(Provided material)

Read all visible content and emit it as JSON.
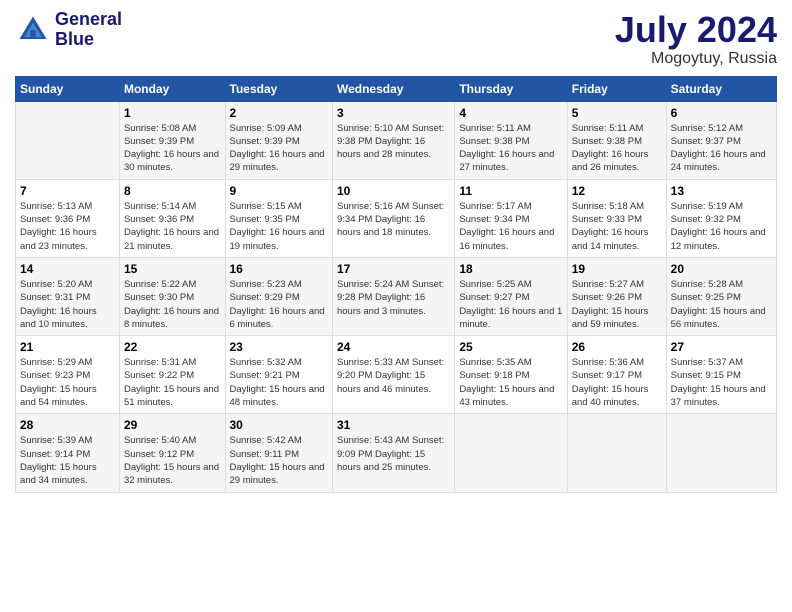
{
  "logo": {
    "text_line1": "General",
    "text_line2": "Blue"
  },
  "title": {
    "month_year": "July 2024",
    "location": "Mogoytuy, Russia"
  },
  "headers": [
    "Sunday",
    "Monday",
    "Tuesday",
    "Wednesday",
    "Thursday",
    "Friday",
    "Saturday"
  ],
  "weeks": [
    [
      {
        "day": "",
        "info": ""
      },
      {
        "day": "1",
        "info": "Sunrise: 5:08 AM\nSunset: 9:39 PM\nDaylight: 16 hours\nand 30 minutes."
      },
      {
        "day": "2",
        "info": "Sunrise: 5:09 AM\nSunset: 9:39 PM\nDaylight: 16 hours\nand 29 minutes."
      },
      {
        "day": "3",
        "info": "Sunrise: 5:10 AM\nSunset: 9:38 PM\nDaylight: 16 hours\nand 28 minutes."
      },
      {
        "day": "4",
        "info": "Sunrise: 5:11 AM\nSunset: 9:38 PM\nDaylight: 16 hours\nand 27 minutes."
      },
      {
        "day": "5",
        "info": "Sunrise: 5:11 AM\nSunset: 9:38 PM\nDaylight: 16 hours\nand 26 minutes."
      },
      {
        "day": "6",
        "info": "Sunrise: 5:12 AM\nSunset: 9:37 PM\nDaylight: 16 hours\nand 24 minutes."
      }
    ],
    [
      {
        "day": "7",
        "info": "Sunrise: 5:13 AM\nSunset: 9:36 PM\nDaylight: 16 hours\nand 23 minutes."
      },
      {
        "day": "8",
        "info": "Sunrise: 5:14 AM\nSunset: 9:36 PM\nDaylight: 16 hours\nand 21 minutes."
      },
      {
        "day": "9",
        "info": "Sunrise: 5:15 AM\nSunset: 9:35 PM\nDaylight: 16 hours\nand 19 minutes."
      },
      {
        "day": "10",
        "info": "Sunrise: 5:16 AM\nSunset: 9:34 PM\nDaylight: 16 hours\nand 18 minutes."
      },
      {
        "day": "11",
        "info": "Sunrise: 5:17 AM\nSunset: 9:34 PM\nDaylight: 16 hours\nand 16 minutes."
      },
      {
        "day": "12",
        "info": "Sunrise: 5:18 AM\nSunset: 9:33 PM\nDaylight: 16 hours\nand 14 minutes."
      },
      {
        "day": "13",
        "info": "Sunrise: 5:19 AM\nSunset: 9:32 PM\nDaylight: 16 hours\nand 12 minutes."
      }
    ],
    [
      {
        "day": "14",
        "info": "Sunrise: 5:20 AM\nSunset: 9:31 PM\nDaylight: 16 hours\nand 10 minutes."
      },
      {
        "day": "15",
        "info": "Sunrise: 5:22 AM\nSunset: 9:30 PM\nDaylight: 16 hours\nand 8 minutes."
      },
      {
        "day": "16",
        "info": "Sunrise: 5:23 AM\nSunset: 9:29 PM\nDaylight: 16 hours\nand 6 minutes."
      },
      {
        "day": "17",
        "info": "Sunrise: 5:24 AM\nSunset: 9:28 PM\nDaylight: 16 hours\nand 3 minutes."
      },
      {
        "day": "18",
        "info": "Sunrise: 5:25 AM\nSunset: 9:27 PM\nDaylight: 16 hours\nand 1 minute."
      },
      {
        "day": "19",
        "info": "Sunrise: 5:27 AM\nSunset: 9:26 PM\nDaylight: 15 hours\nand 59 minutes."
      },
      {
        "day": "20",
        "info": "Sunrise: 5:28 AM\nSunset: 9:25 PM\nDaylight: 15 hours\nand 56 minutes."
      }
    ],
    [
      {
        "day": "21",
        "info": "Sunrise: 5:29 AM\nSunset: 9:23 PM\nDaylight: 15 hours\nand 54 minutes."
      },
      {
        "day": "22",
        "info": "Sunrise: 5:31 AM\nSunset: 9:22 PM\nDaylight: 15 hours\nand 51 minutes."
      },
      {
        "day": "23",
        "info": "Sunrise: 5:32 AM\nSunset: 9:21 PM\nDaylight: 15 hours\nand 48 minutes."
      },
      {
        "day": "24",
        "info": "Sunrise: 5:33 AM\nSunset: 9:20 PM\nDaylight: 15 hours\nand 46 minutes."
      },
      {
        "day": "25",
        "info": "Sunrise: 5:35 AM\nSunset: 9:18 PM\nDaylight: 15 hours\nand 43 minutes."
      },
      {
        "day": "26",
        "info": "Sunrise: 5:36 AM\nSunset: 9:17 PM\nDaylight: 15 hours\nand 40 minutes."
      },
      {
        "day": "27",
        "info": "Sunrise: 5:37 AM\nSunset: 9:15 PM\nDaylight: 15 hours\nand 37 minutes."
      }
    ],
    [
      {
        "day": "28",
        "info": "Sunrise: 5:39 AM\nSunset: 9:14 PM\nDaylight: 15 hours\nand 34 minutes."
      },
      {
        "day": "29",
        "info": "Sunrise: 5:40 AM\nSunset: 9:12 PM\nDaylight: 15 hours\nand 32 minutes."
      },
      {
        "day": "30",
        "info": "Sunrise: 5:42 AM\nSunset: 9:11 PM\nDaylight: 15 hours\nand 29 minutes."
      },
      {
        "day": "31",
        "info": "Sunrise: 5:43 AM\nSunset: 9:09 PM\nDaylight: 15 hours\nand 25 minutes."
      },
      {
        "day": "",
        "info": ""
      },
      {
        "day": "",
        "info": ""
      },
      {
        "day": "",
        "info": ""
      }
    ]
  ]
}
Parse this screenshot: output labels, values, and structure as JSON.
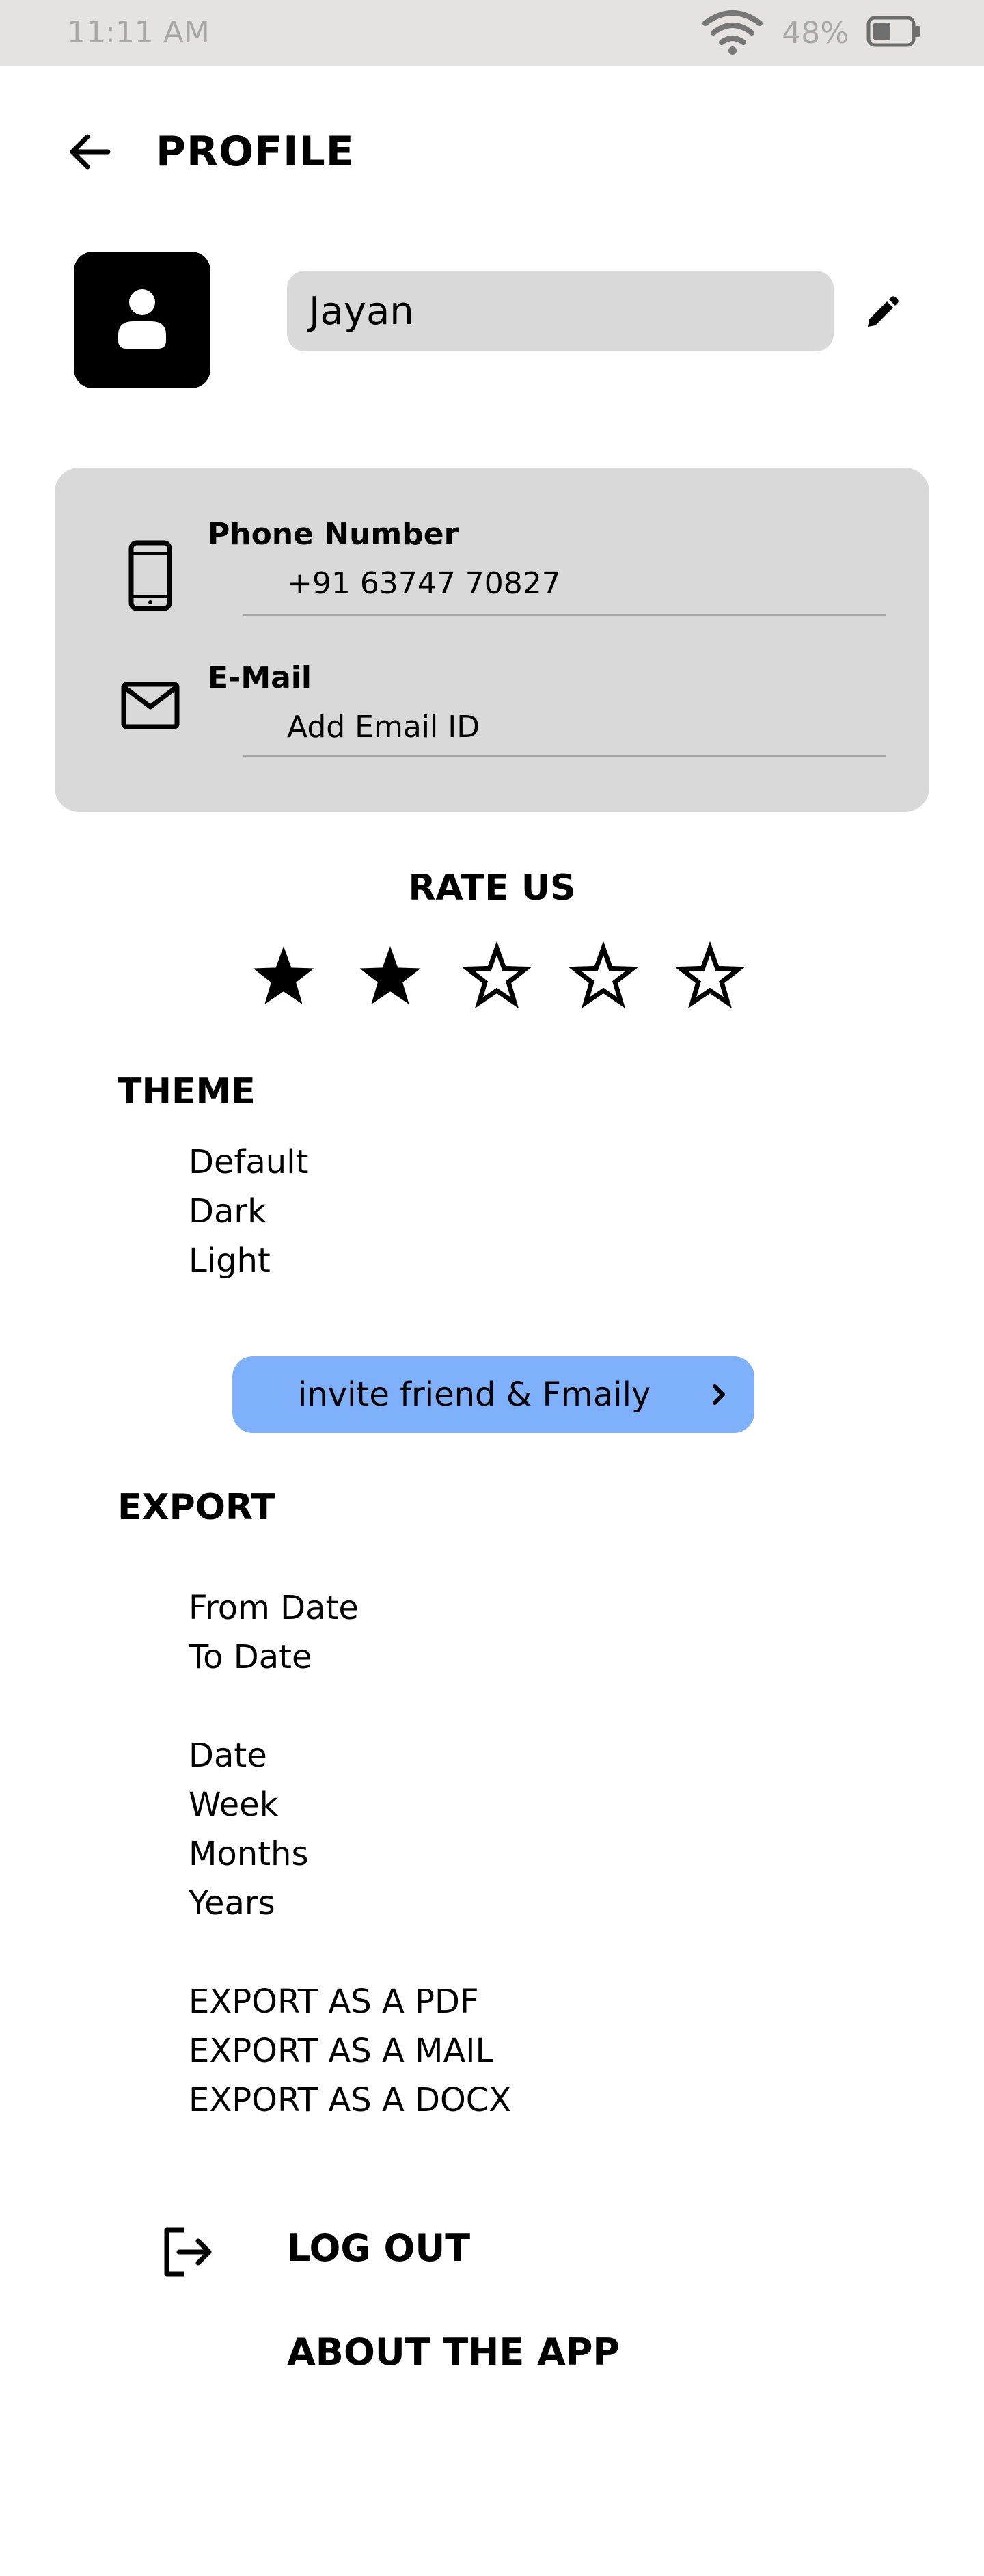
{
  "status_bar": {
    "time": "11:11 AM",
    "battery_percent": "48%",
    "icons": [
      "wifi-icon",
      "battery-icon"
    ],
    "battery_level": 0.48
  },
  "header": {
    "title": "PROFILE",
    "back_icon": "arrow-left-icon"
  },
  "profile": {
    "avatar_icon": "person-icon",
    "name": "Jayan",
    "edit_icon": "pencil-icon"
  },
  "contact": {
    "phone": {
      "label": "Phone Number",
      "value": "+91 63747 70827",
      "icon": "smartphone-icon"
    },
    "email": {
      "label": "E-Mail",
      "value": "Add Email ID",
      "icon": "mail-icon"
    }
  },
  "rating": {
    "title": "RATE US",
    "max": 5,
    "value": 2
  },
  "theme": {
    "heading": "THEME",
    "options": [
      "Default",
      "Dark",
      "Light"
    ]
  },
  "invite": {
    "label": "invite friend & Fmaily",
    "icon": "chevron-right-icon"
  },
  "export": {
    "heading": "EXPORT",
    "date_range": [
      "From Date",
      "To Date"
    ],
    "periods": [
      "Date",
      "Week",
      "Months",
      "Years"
    ],
    "formats": [
      "EXPORT AS A PDF",
      "EXPORT AS A MAIL",
      "EXPORT AS A DOCX"
    ]
  },
  "footer": {
    "logout_label": "LOG OUT",
    "logout_icon": "logout-icon",
    "about_label": "ABOUT THE APP"
  },
  "colors": {
    "status_bar_bg": "#e6e2e2",
    "card_bg": "#d9d9d9",
    "invite_button_bg": "#7eb0fb",
    "avatar_bg": "#000000"
  }
}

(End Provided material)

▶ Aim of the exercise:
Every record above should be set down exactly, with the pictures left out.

▶ Result of the task:
Read all visible content and emit it as JSON.
{
  "logo": {
    "text_line1": "General",
    "text_line2": "Blue"
  },
  "title": {
    "month_year": "July 2024",
    "location": "Mogoytuy, Russia"
  },
  "headers": [
    "Sunday",
    "Monday",
    "Tuesday",
    "Wednesday",
    "Thursday",
    "Friday",
    "Saturday"
  ],
  "weeks": [
    [
      {
        "day": "",
        "info": ""
      },
      {
        "day": "1",
        "info": "Sunrise: 5:08 AM\nSunset: 9:39 PM\nDaylight: 16 hours\nand 30 minutes."
      },
      {
        "day": "2",
        "info": "Sunrise: 5:09 AM\nSunset: 9:39 PM\nDaylight: 16 hours\nand 29 minutes."
      },
      {
        "day": "3",
        "info": "Sunrise: 5:10 AM\nSunset: 9:38 PM\nDaylight: 16 hours\nand 28 minutes."
      },
      {
        "day": "4",
        "info": "Sunrise: 5:11 AM\nSunset: 9:38 PM\nDaylight: 16 hours\nand 27 minutes."
      },
      {
        "day": "5",
        "info": "Sunrise: 5:11 AM\nSunset: 9:38 PM\nDaylight: 16 hours\nand 26 minutes."
      },
      {
        "day": "6",
        "info": "Sunrise: 5:12 AM\nSunset: 9:37 PM\nDaylight: 16 hours\nand 24 minutes."
      }
    ],
    [
      {
        "day": "7",
        "info": "Sunrise: 5:13 AM\nSunset: 9:36 PM\nDaylight: 16 hours\nand 23 minutes."
      },
      {
        "day": "8",
        "info": "Sunrise: 5:14 AM\nSunset: 9:36 PM\nDaylight: 16 hours\nand 21 minutes."
      },
      {
        "day": "9",
        "info": "Sunrise: 5:15 AM\nSunset: 9:35 PM\nDaylight: 16 hours\nand 19 minutes."
      },
      {
        "day": "10",
        "info": "Sunrise: 5:16 AM\nSunset: 9:34 PM\nDaylight: 16 hours\nand 18 minutes."
      },
      {
        "day": "11",
        "info": "Sunrise: 5:17 AM\nSunset: 9:34 PM\nDaylight: 16 hours\nand 16 minutes."
      },
      {
        "day": "12",
        "info": "Sunrise: 5:18 AM\nSunset: 9:33 PM\nDaylight: 16 hours\nand 14 minutes."
      },
      {
        "day": "13",
        "info": "Sunrise: 5:19 AM\nSunset: 9:32 PM\nDaylight: 16 hours\nand 12 minutes."
      }
    ],
    [
      {
        "day": "14",
        "info": "Sunrise: 5:20 AM\nSunset: 9:31 PM\nDaylight: 16 hours\nand 10 minutes."
      },
      {
        "day": "15",
        "info": "Sunrise: 5:22 AM\nSunset: 9:30 PM\nDaylight: 16 hours\nand 8 minutes."
      },
      {
        "day": "16",
        "info": "Sunrise: 5:23 AM\nSunset: 9:29 PM\nDaylight: 16 hours\nand 6 minutes."
      },
      {
        "day": "17",
        "info": "Sunrise: 5:24 AM\nSunset: 9:28 PM\nDaylight: 16 hours\nand 3 minutes."
      },
      {
        "day": "18",
        "info": "Sunrise: 5:25 AM\nSunset: 9:27 PM\nDaylight: 16 hours\nand 1 minute."
      },
      {
        "day": "19",
        "info": "Sunrise: 5:27 AM\nSunset: 9:26 PM\nDaylight: 15 hours\nand 59 minutes."
      },
      {
        "day": "20",
        "info": "Sunrise: 5:28 AM\nSunset: 9:25 PM\nDaylight: 15 hours\nand 56 minutes."
      }
    ],
    [
      {
        "day": "21",
        "info": "Sunrise: 5:29 AM\nSunset: 9:23 PM\nDaylight: 15 hours\nand 54 minutes."
      },
      {
        "day": "22",
        "info": "Sunrise: 5:31 AM\nSunset: 9:22 PM\nDaylight: 15 hours\nand 51 minutes."
      },
      {
        "day": "23",
        "info": "Sunrise: 5:32 AM\nSunset: 9:21 PM\nDaylight: 15 hours\nand 48 minutes."
      },
      {
        "day": "24",
        "info": "Sunrise: 5:33 AM\nSunset: 9:20 PM\nDaylight: 15 hours\nand 46 minutes."
      },
      {
        "day": "25",
        "info": "Sunrise: 5:35 AM\nSunset: 9:18 PM\nDaylight: 15 hours\nand 43 minutes."
      },
      {
        "day": "26",
        "info": "Sunrise: 5:36 AM\nSunset: 9:17 PM\nDaylight: 15 hours\nand 40 minutes."
      },
      {
        "day": "27",
        "info": "Sunrise: 5:37 AM\nSunset: 9:15 PM\nDaylight: 15 hours\nand 37 minutes."
      }
    ],
    [
      {
        "day": "28",
        "info": "Sunrise: 5:39 AM\nSunset: 9:14 PM\nDaylight: 15 hours\nand 34 minutes."
      },
      {
        "day": "29",
        "info": "Sunrise: 5:40 AM\nSunset: 9:12 PM\nDaylight: 15 hours\nand 32 minutes."
      },
      {
        "day": "30",
        "info": "Sunrise: 5:42 AM\nSunset: 9:11 PM\nDaylight: 15 hours\nand 29 minutes."
      },
      {
        "day": "31",
        "info": "Sunrise: 5:43 AM\nSunset: 9:09 PM\nDaylight: 15 hours\nand 25 minutes."
      },
      {
        "day": "",
        "info": ""
      },
      {
        "day": "",
        "info": ""
      },
      {
        "day": "",
        "info": ""
      }
    ]
  ]
}
Parse this screenshot: output labels, values, and structure as JSON.
{
  "status_bar": {
    "time": "11:11 AM",
    "battery_percent": "48%",
    "icons": [
      "wifi-icon",
      "battery-icon"
    ],
    "battery_level": 0.48
  },
  "header": {
    "title": "PROFILE",
    "back_icon": "arrow-left-icon"
  },
  "profile": {
    "avatar_icon": "person-icon",
    "name": "Jayan",
    "edit_icon": "pencil-icon"
  },
  "contact": {
    "phone": {
      "label": "Phone Number",
      "value": "+91 63747 70827",
      "icon": "smartphone-icon"
    },
    "email": {
      "label": "E-Mail",
      "value": "Add Email ID",
      "icon": "mail-icon"
    }
  },
  "rating": {
    "title": "RATE US",
    "max": 5,
    "value": 2
  },
  "theme": {
    "heading": "THEME",
    "options": [
      "Default",
      "Dark",
      "Light"
    ]
  },
  "invite": {
    "label": "invite friend & Fmaily",
    "icon": "chevron-right-icon"
  },
  "export": {
    "heading": "EXPORT",
    "date_range": [
      "From Date",
      "To Date"
    ],
    "periods": [
      "Date",
      "Week",
      "Months",
      "Years"
    ],
    "formats": [
      "EXPORT AS A PDF",
      "EXPORT AS A MAIL",
      "EXPORT AS A DOCX"
    ]
  },
  "footer": {
    "logout_label": "LOG OUT",
    "logout_icon": "logout-icon",
    "about_label": "ABOUT THE APP"
  },
  "colors": {
    "status_bar_bg": "#e6e2e2",
    "card_bg": "#d9d9d9",
    "invite_button_bg": "#7eb0fb",
    "avatar_bg": "#000000"
  }
}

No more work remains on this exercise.